I find pulstilla easy to grow from pre-chilled seed (gold-nugget seed) from Jelitto seed in Germany, (versus from regular wild-collected seed, which can be more fussy to pre-chill and stratify properly). It's not cheating really, it's just practical - pre-chilled seed is not only easier, it is practically fool proof. I will admit to you however that I have not tried raising these from seed sown indoors, I do use the greenhouse, so that may help, but I would imagine that a careful sowing under lights should work well too. The seedlings are quite sturdy, and even first year seedlings have wintered over in large pots - I have even had them winter over in 4" pots that I allowed winter over ( i.e. forgot to plant) which spent the winter outdoors.
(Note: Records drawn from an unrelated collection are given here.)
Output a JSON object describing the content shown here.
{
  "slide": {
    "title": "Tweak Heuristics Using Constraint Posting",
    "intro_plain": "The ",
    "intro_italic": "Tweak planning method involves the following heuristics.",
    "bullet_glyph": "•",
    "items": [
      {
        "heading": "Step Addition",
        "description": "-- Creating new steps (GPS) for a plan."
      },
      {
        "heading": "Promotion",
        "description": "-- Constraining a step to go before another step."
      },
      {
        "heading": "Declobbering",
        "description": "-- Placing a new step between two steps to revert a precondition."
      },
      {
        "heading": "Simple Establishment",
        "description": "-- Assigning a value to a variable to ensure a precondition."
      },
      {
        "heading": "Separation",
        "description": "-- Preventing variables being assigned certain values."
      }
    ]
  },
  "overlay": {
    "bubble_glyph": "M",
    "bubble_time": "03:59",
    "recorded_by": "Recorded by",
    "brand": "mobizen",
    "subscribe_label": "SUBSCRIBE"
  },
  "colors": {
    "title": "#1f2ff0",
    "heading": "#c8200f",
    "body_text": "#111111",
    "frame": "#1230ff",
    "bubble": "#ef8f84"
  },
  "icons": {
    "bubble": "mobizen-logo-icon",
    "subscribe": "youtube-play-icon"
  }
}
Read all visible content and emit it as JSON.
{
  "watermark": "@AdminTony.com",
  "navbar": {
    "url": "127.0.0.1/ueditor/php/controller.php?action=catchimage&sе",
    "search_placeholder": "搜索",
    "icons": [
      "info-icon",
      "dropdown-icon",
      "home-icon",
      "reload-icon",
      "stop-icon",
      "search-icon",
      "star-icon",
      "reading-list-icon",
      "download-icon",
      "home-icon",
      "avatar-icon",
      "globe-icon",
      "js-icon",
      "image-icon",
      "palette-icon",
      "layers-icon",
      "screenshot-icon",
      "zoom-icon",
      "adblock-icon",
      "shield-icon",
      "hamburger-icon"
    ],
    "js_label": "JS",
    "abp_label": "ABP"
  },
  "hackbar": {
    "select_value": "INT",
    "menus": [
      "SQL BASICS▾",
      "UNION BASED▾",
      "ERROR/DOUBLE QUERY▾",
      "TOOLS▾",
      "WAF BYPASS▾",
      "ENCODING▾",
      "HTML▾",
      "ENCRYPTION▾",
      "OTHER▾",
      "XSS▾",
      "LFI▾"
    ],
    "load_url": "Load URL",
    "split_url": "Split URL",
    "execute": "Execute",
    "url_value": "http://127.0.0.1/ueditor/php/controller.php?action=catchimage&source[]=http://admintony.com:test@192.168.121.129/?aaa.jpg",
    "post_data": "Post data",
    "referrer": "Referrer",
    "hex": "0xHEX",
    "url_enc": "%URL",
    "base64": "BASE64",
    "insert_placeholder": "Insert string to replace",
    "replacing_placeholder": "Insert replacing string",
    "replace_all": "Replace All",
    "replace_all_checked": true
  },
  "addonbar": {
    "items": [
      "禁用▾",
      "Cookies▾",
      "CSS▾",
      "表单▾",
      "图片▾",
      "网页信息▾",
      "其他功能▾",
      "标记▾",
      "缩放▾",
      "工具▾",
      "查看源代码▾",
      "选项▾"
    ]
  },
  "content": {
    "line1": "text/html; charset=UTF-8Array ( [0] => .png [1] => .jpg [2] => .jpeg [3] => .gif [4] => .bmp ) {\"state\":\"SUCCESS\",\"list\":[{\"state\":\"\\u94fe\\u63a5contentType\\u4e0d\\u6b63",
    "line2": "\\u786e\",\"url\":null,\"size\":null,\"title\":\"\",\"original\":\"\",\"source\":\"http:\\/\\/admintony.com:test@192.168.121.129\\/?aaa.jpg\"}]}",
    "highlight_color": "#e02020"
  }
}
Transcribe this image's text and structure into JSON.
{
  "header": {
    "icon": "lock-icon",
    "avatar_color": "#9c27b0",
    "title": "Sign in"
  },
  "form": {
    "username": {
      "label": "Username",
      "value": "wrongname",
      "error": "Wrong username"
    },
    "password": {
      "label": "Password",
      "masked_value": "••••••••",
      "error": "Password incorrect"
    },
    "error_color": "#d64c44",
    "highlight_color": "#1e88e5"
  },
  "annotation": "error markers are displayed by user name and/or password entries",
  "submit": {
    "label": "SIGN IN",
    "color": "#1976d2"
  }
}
So, yes - very hardy.

PULSATILLA VULGARIS 'PAPAGENO', A FRILLED OR DISSECTA FORM.

Early to emerge in the spring or late winter, pulsatilla are often the second flower to bloom in the garden ( following the snowdrops). Their colors stand out against all of the decaying foliage of other plants, which just makes the colors of the petals, and the golden yellow boss of stamens even more noticeable.  Relatives of the ranunculus and the anemone ( it's easy to see the resemblance), pulsatilla are perhaps the sturdiest of the bunch. These are plants that will wait until the snow melts though, which is when you will see their fuzzy new foliage emerging first - like downy feathers. In a few weeks, buds will follow, unfurling long before the crocus and narcissus. Our first bee food for sure, aside from the skunk cabbage in the swamp out back.
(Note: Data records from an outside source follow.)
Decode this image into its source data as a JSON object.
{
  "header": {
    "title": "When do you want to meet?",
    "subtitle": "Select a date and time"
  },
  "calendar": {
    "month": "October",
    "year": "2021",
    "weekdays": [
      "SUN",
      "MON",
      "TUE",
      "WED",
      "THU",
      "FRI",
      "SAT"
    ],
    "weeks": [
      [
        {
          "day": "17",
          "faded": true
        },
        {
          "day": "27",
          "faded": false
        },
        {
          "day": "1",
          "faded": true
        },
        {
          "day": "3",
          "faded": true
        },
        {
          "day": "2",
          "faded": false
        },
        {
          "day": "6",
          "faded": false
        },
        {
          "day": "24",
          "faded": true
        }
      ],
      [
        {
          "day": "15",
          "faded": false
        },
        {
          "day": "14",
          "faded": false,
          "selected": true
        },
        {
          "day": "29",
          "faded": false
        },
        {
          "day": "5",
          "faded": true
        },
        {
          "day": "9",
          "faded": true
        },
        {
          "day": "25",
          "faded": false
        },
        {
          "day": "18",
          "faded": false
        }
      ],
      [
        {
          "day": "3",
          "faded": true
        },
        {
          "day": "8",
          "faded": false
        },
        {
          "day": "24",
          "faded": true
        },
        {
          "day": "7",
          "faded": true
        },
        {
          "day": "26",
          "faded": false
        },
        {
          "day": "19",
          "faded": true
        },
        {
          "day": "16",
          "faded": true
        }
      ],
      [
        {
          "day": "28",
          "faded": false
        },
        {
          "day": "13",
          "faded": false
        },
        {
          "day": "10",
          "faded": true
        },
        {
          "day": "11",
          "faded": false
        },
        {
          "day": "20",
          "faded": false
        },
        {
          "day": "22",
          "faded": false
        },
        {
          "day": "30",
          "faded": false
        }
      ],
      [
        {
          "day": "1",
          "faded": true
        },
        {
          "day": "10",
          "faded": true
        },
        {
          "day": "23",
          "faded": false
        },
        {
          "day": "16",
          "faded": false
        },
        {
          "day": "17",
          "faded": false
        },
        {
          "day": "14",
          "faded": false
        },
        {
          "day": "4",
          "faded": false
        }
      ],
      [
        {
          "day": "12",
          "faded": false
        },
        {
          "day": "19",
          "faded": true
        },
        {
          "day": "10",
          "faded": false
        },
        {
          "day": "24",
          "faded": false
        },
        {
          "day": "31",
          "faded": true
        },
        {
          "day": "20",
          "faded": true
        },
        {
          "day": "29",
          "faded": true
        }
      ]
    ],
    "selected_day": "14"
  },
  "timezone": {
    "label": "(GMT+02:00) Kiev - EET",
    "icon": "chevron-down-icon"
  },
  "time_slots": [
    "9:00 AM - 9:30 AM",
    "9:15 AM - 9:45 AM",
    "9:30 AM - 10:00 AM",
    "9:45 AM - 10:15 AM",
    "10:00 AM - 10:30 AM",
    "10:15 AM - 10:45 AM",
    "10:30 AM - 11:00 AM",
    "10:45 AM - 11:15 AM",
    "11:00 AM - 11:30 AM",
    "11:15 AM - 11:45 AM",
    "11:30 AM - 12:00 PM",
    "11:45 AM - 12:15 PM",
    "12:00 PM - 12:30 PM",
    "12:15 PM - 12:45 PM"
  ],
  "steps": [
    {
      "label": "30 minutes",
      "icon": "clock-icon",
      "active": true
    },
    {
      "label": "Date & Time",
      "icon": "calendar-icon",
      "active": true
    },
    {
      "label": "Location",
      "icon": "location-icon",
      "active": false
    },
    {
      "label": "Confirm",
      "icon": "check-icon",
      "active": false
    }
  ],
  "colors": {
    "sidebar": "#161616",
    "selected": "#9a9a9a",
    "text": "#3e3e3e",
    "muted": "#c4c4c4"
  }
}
PULSATILLA 'ROTE GLOCKE' IN ONE OF MY ALPINE TROUGHS. THIS STURDY ALPINE FREEZES SOLID EVERY WINTER WITH NO DAMAGE AT ALL.
With 33 species worldwide, pulsatilla are common in the Rockies and Cascades in the US and Canada, and in the Alps where we have seen some beautiful species in bloom high in the alpine meadows.
Hikers are most familiar not with the flowers of pulsatilla, but with their seed pods, which look like long, feathery fronds, lasting throughout summer and autumn in high, alpine meadows.

March 28, 2015

MY (SORT-OF) SECRET SOURCES FOR INTERESTING PLANTS FOR CONTAINERS AND MORE

IOCHROMA FUSCHIOIDES 'ROYAL QUEEN', A SPECTACULAR TROPICAL SHRUB FOR A SUMMER CONTAINER IS ONE EXAMPLE OF WHAT YOU CAN ORDER ONLINE NOW, FOR POTTING UP IN MAY.


It's nearly April and we barely have anything in the garden that seems alive, there is still 1 - 2 feet of snow on the ground - I mean, even the witch hazel has yet to to bloom. Not a snowdrop to be seen, no crocus, not even an early blossom on the Cornus mas. To top this all off - it's been snowing for 8 hours now, but at least nothing is sticking. I might even go as far as to say that it looks pretty - maybe pretty, if this was November.

BEGONIAS OF ALL TYPE GROW QUICKLY AND CAN MAKE IMPRESSIVE SUMMER CONTAINERS. THESE CANE-TYPE OR ANGELWING BEGONIAS FROM LOGEE'S GREENHOUSES OR KARTUZ GREENHOUSES ARE BEST IF PLANTED 3 TO A LARGE POT - STAKE THEM AS THEY TOWER UP TO 4-5 FEET IN ONE SUMMER.

I think I am kind of ready for spring.  So why not spend some time ordering plants for summer containers, for the summer greenhouse and for the garden. Local garden centers seem to carry more and more big-brand selections, like Proven Winners and Monrovia Nurseries, which is great, since these are  fully tested varieties, often selected for their vigor and overall performance, but if one wants something different or more unique, it will take a little more effort.

Here are some of my go-to sources on-line for interesting container plants which often cannot be found locally, as well as some sources for rare bulbs, herbs, shrubs and trees and tender plants which one might bring into a cellar, greenhouse or a cold cellar for the winter if you live where it gets cold and snowy.